The first challenge I played seemed simple enough as all I had to do was finish first, but the aggressive AI made completing the challenge a task my skills clearly were not up to. Others took a few tries and some I just breezed through on my first attempt.
Like all the modes in The Run, Challenge Series incorporates Autolog, allowing players to post times against their friends. New to The Run is handy little feature that shows your friends’ best times on a certain track or challenge on your HUD. Apart from bragging rights though, beating a buddy’s time grants bonus XP and new cars, as does completing challenges.
What’s better than beating a friends best time though? How about just beating them. Multiplayer made its debut at this event, showing off just about everything. The core of The Run’s multiplayer mode is in its playlist system. Playlist are divided by the types of cars you will be using (American Muscle playlist, the Exotic imports playlist, etc.) and what tracks you will play on. So while the American Muscle playlist may feature Mustangs racing through the heartlands, the Underground playlist will have players racing in tuned import cars down city streets at night. Each playlist also comes with its own unique challenges (pass 25 racers, get 50 feet of air, drive X amount of miles with nitro) for added XP and car unlocks.
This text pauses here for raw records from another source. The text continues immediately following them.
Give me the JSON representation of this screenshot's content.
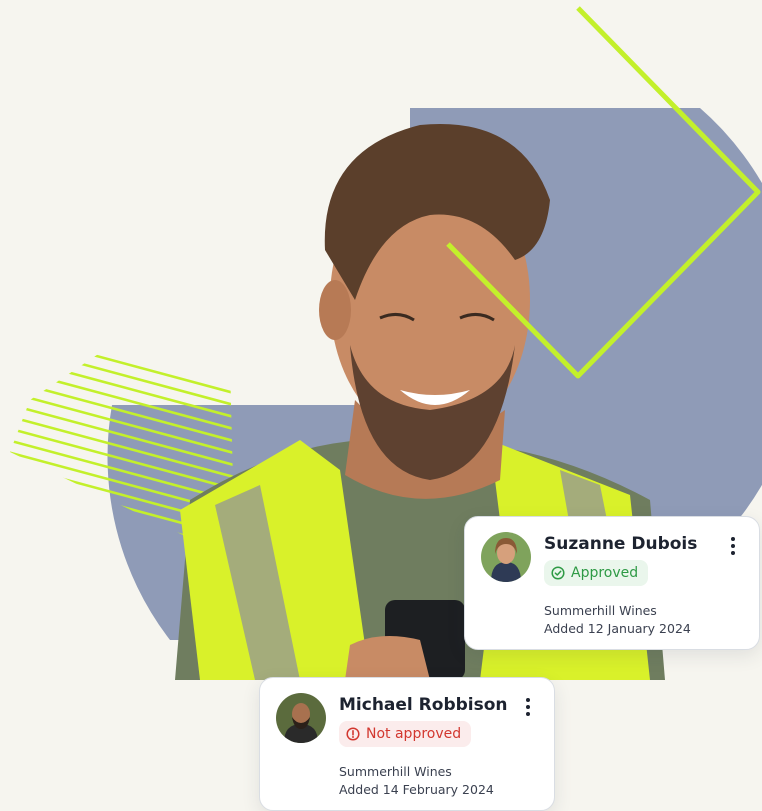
{
  "theme": {
    "background": "#f6f5ef",
    "accent_lime": "#c3f02b",
    "circle_blue": "#8f9bb7",
    "approved_color": "#2e9a45",
    "not_approved_color": "#d2372f"
  },
  "hero": {
    "image": "smiling-worker-in-hi-vis-vest-using-phone",
    "decorations": [
      "lime-diamond-outline",
      "lime-striped-hatching",
      "slate-blue-circle"
    ]
  },
  "cards": [
    {
      "name": "Suzanne Dubois",
      "status": "Approved",
      "status_icon": "check-circle-icon",
      "company": "Summerhill Wines",
      "added": "Added 12 January 2024",
      "menu_icon": "vertical-dots-icon"
    },
    {
      "name": "Michael Robbison",
      "status": "Not approved",
      "status_icon": "alert-circle-icon",
      "company": "Summerhill Wines",
      "added": "Added 14 February 2024",
      "menu_icon": "vertical-dots-icon"
    }
  ]
}
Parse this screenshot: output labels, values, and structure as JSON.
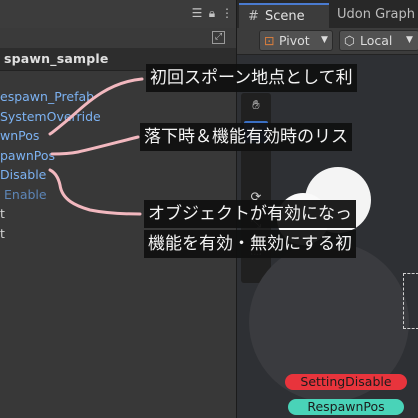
{
  "hierarchy": {
    "topbar_icons": [
      "menu-icon",
      "lock-icon",
      "more-icon"
    ],
    "toolbar_icon": "expand-icon",
    "scene_name": "spawn_sample",
    "rows": [
      {
        "text": "espawn_Prefab",
        "color": "blue"
      },
      {
        "text": "SystemOverride",
        "color": "blue"
      },
      {
        "text": "wnPos",
        "color": "blue"
      },
      {
        "text": "pawnPos",
        "color": "blue"
      },
      {
        "text": "Disable",
        "color": "blue"
      },
      {
        "text": "Enable",
        "color": "dimblue"
      },
      {
        "text": "t",
        "color": "white"
      },
      {
        "text": "t",
        "color": "white"
      }
    ]
  },
  "scene_panel": {
    "tab_scene_label": "Scene",
    "tab_udon_label": "Udon Graph",
    "pivot_label": "Pivot",
    "local_label": "Local",
    "tools": [
      "hand-tool",
      "move-tool",
      "rotate-tool",
      "scale-tool",
      "rect-tool"
    ],
    "world_labels": {
      "setting_disable": "SettingDisable",
      "respawn_pos": "RespawnPos"
    },
    "colors": {
      "setting_disable_bg": "#e8343c",
      "respawn_pos_bg": "#49d3b8",
      "accent": "#4a7bd0"
    }
  },
  "annotations": {
    "first_spawn": "初回スポーン地点として利",
    "fall_respawn": "落下時＆機能有効時のリス",
    "object_enabled_line1": "オブジェクトが有効になっ",
    "object_enabled_line2": "機能を有効・無効にする初"
  }
}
Before heading into a playlist, players can take advantage of one of Autolog’s newest — and long overdue — features. Analogous to the party systems of the Halo and Call of Duty series, Autolog now allows players to link up together online and jump in and out of playlists as a group. A curious omission from Hot Pursuit, but I’m just glad to see it finally here.
Once in an actual race, you’ll notice that The Run handles its events differently. Rather than joining a race, playing, then going back to the menu, The Run actually launches a series of three or four races before players return to the lobby. This also means that whatever car selection you make, you’re stuck with for the duration of the series. It’s a curious decision, and one that has great potential for frustration.
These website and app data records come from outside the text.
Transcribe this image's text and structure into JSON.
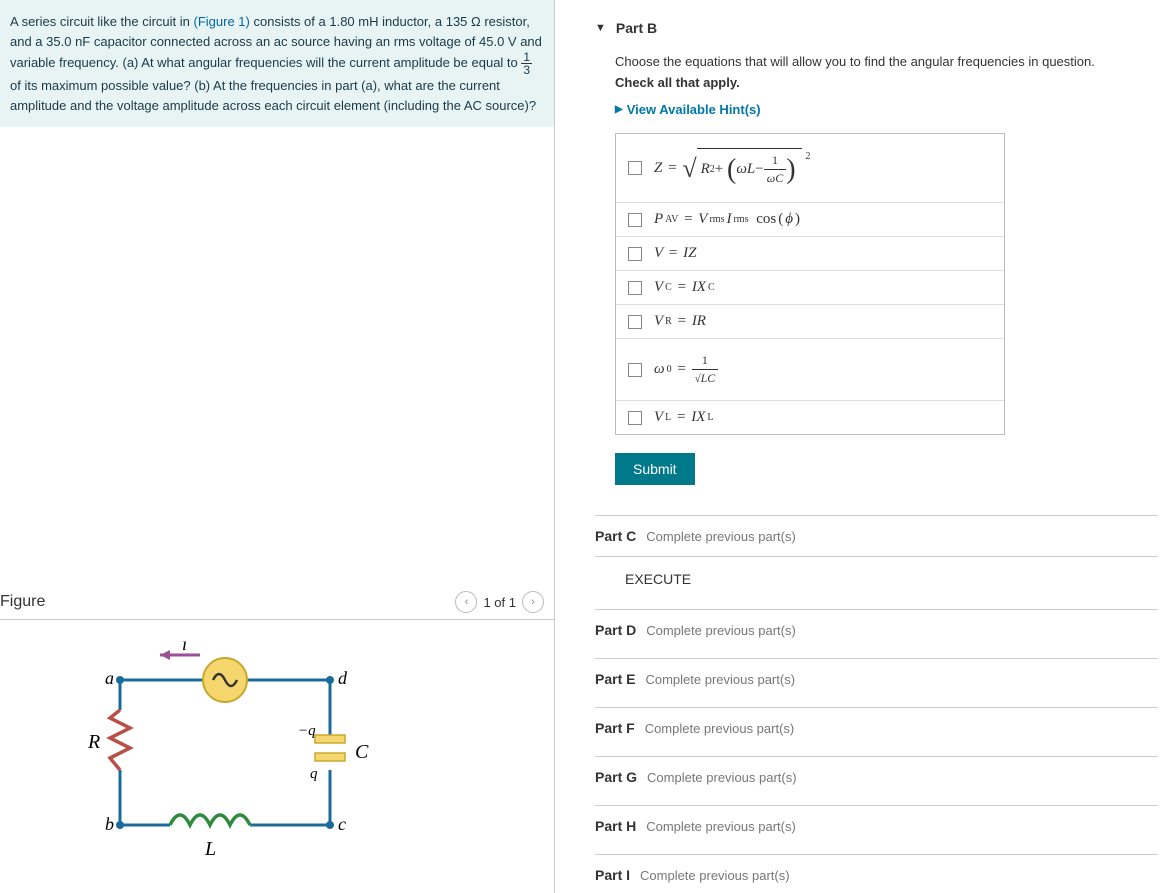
{
  "problem": {
    "text_pre": "A series circuit like the circuit in ",
    "figure_link": "(Figure 1)",
    "text_mid1": " consists of a 1.80 ",
    "unit1": "mH",
    "text_mid2": " inductor, a 135 ",
    "unit2": "Ω",
    "text_mid3": " resistor, and a 35.0 ",
    "unit3": "nF",
    "text_mid4": " capacitor connected across an ac source having an rms voltage of 45.0 ",
    "unit4": "V",
    "text_mid5": " and variable frequency. (a) At what angular frequencies will the current amplitude be equal to ",
    "frac_num": "1",
    "frac_den": "3",
    "text_end": " of its maximum possible value? (b) At the frequencies in part (a), what are the current amplitude and the voltage amplitude across each circuit element (including the AC source)?"
  },
  "figure": {
    "title": "Figure",
    "pager": "1 of 1",
    "labels": {
      "a": "a",
      "b": "b",
      "c": "c",
      "d": "d",
      "R": "R",
      "C": "C",
      "L": "L",
      "i": "i",
      "minus_q": "−q",
      "q": "q"
    }
  },
  "partB": {
    "title": "Part B",
    "instruction": "Choose the equations that will allow you to find the angular frequencies in question.",
    "check_all": "Check all that apply.",
    "hint": "View Available Hint(s)",
    "submit": "Submit"
  },
  "equations": {
    "eq1_lhs": "Z",
    "eq1_R2": "R",
    "eq1_wL": "ωL",
    "eq1_wC": "ωC",
    "eq2_lhs": "P",
    "eq2_av": "AV",
    "eq2_rhs1": "V",
    "eq2_rms": "rms",
    "eq2_rhs2": "I",
    "eq2_cos": "cos",
    "eq2_phi": "ϕ",
    "eq3_lhs": "V",
    "eq3_rhs": "IZ",
    "eq4_lhs": "V",
    "eq4_c": "C",
    "eq4_rhs": "IX",
    "eq5_lhs": "V",
    "eq5_r": "R",
    "eq5_rhs": "IR",
    "eq6_lhs": "ω",
    "eq6_0": "0",
    "eq6_num": "1",
    "eq6_den": "LC",
    "eq7_lhs": "V",
    "eq7_l": "L",
    "eq7_rhs": "IX"
  },
  "subparts": {
    "c_label": "Part C",
    "c_msg": "Complete previous part(s)",
    "execute": "EXECUTE",
    "d_label": "Part D",
    "d_msg": "Complete previous part(s)",
    "e_label": "Part E",
    "e_msg": "Complete previous part(s)",
    "f_label": "Part F",
    "f_msg": "Complete previous part(s)",
    "g_label": "Part G",
    "g_msg": "Complete previous part(s)",
    "h_label": "Part H",
    "h_msg": "Complete previous part(s)",
    "i_label": "Part I",
    "i_msg": "Complete previous part(s)"
  }
}
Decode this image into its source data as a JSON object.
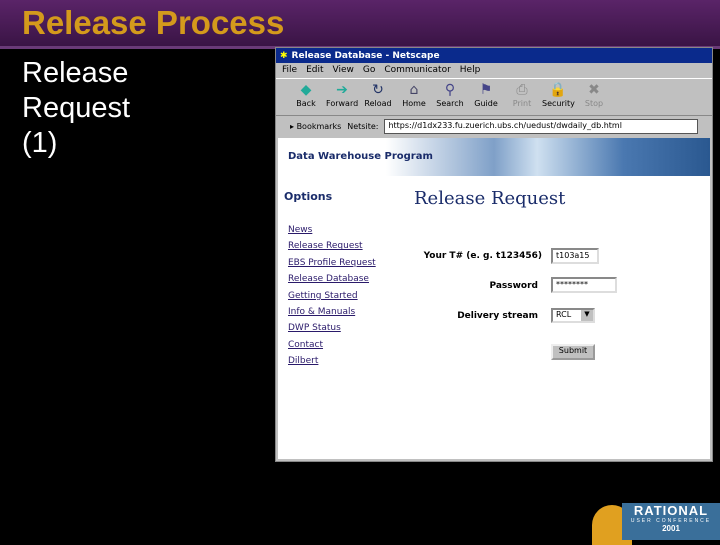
{
  "slide": {
    "title": "Release Process",
    "subtitle": "Release Request (1)"
  },
  "browser": {
    "window_title": "Release Database - Netscape",
    "menu": [
      "File",
      "Edit",
      "View",
      "Go",
      "Communicator",
      "Help"
    ],
    "toolbar": [
      {
        "label": "Back",
        "icon": "◆"
      },
      {
        "label": "Forward",
        "icon": "➔"
      },
      {
        "label": "Reload",
        "icon": "↻"
      },
      {
        "label": "Home",
        "icon": "⌂"
      },
      {
        "label": "Search",
        "icon": "⚲"
      },
      {
        "label": "Guide",
        "icon": "⚑"
      },
      {
        "label": "Print",
        "icon": "⎙"
      },
      {
        "label": "Security",
        "icon": "🔒"
      },
      {
        "label": "Stop",
        "icon": "✖"
      }
    ],
    "bookmarks_label": "Bookmarks",
    "location_label": "Netsite:",
    "url": "https://d1dx233.fu.zuerich.ubs.ch/uedust/dwdaily_db.html"
  },
  "page": {
    "banner": "Data Warehouse Program",
    "options_heading": "Options",
    "links": [
      "News",
      "Release Request",
      "EBS Profile Request",
      "Release Database",
      "Getting Started",
      "Info & Manuals",
      "DWP Status",
      "Contact",
      "Dilbert"
    ],
    "heading": "Release Request",
    "form": {
      "t_label": "Your T# (e. g. t123456)",
      "t_value": "t103a15",
      "password_label": "Password",
      "password_value": "********",
      "stream_label": "Delivery stream",
      "stream_value": "RCL",
      "submit": "Submit"
    }
  },
  "logo": {
    "name": "RATIONAL",
    "line2": "USER CONFERENCE",
    "year": "2001"
  }
}
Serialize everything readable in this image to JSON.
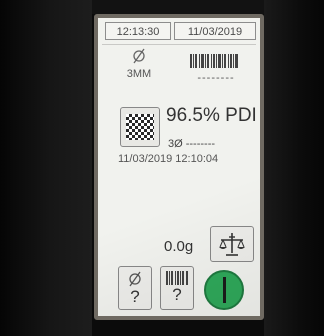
{
  "header": {
    "time": "12:13:30",
    "date": "11/03/2019"
  },
  "diameter": {
    "icon": "diameter-icon",
    "label": "3MM"
  },
  "barcode": {
    "icon": "barcode-icon",
    "value": "--------"
  },
  "result": {
    "pattern_icon": "checkerboard-pattern-icon",
    "pdi_value": "96.5% PDI",
    "count_diameter": "3Ø --------",
    "timestamp": "11/03/2019 12:10:04"
  },
  "weight": {
    "value": "0.0g",
    "scale_icon": "balance-scale-icon"
  },
  "actions": {
    "diameter_query": {
      "icon": "diameter-icon",
      "mark": "?"
    },
    "barcode_query": {
      "icon": "barcode-icon",
      "mark": "?"
    },
    "start": {
      "icon": "power-icon",
      "color": "#2fa85a"
    }
  }
}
In my time with the multiplayer, I found myself frustrated at times because I was stuck with a bad car selection for multiple races. One welcome addition is a new jackpot system that adds randomly selected rewards, determined at the start of a series. These range from XP multipliers for the racer that does the best overall, or car unlocks for the top three players in a session.
Another new edition to multiplayer is the ability to join a match that is already in session. Basically, players that join mid-race will be placed just barely behind the racer in last place. This will certainly lead to faster matchmaking, but then again, that does mean you are at the mercy of how far behind the person in last is. There is some balancing with this in that the farther back a player is, the easier they will gain nitrous. Even so, if the rest of the pack has a commanding lead over you as soon as you join, comebacks could be come that much more daunting. Jackpots could be rendered useless as motivation to players who join a session into its second or third race.
As a huge fan of Hot Pursuit, I want to love The Run. A few reservations aside, the campaign is really growing on me, and I found myself genuinely enjoying Jack’s story at times. The Challenge Series is shaping up to be a great test of skill, and competing through Autolog in the single-player modes looks as fun as it’s ever been. That said, the changes in multiplayer have my excitement in check. The jackpot system is brilliant, but locking in a player’s car choice for an entire series could just lead to more players taking it safe with their selections, rather than experimenting and taking a loss or two. Being able to party up with friends together is a great addition. But joining a game mid-race just doesn’t make the most sense for this genre. It’ll be interesting to see how it all turns out come November 15th.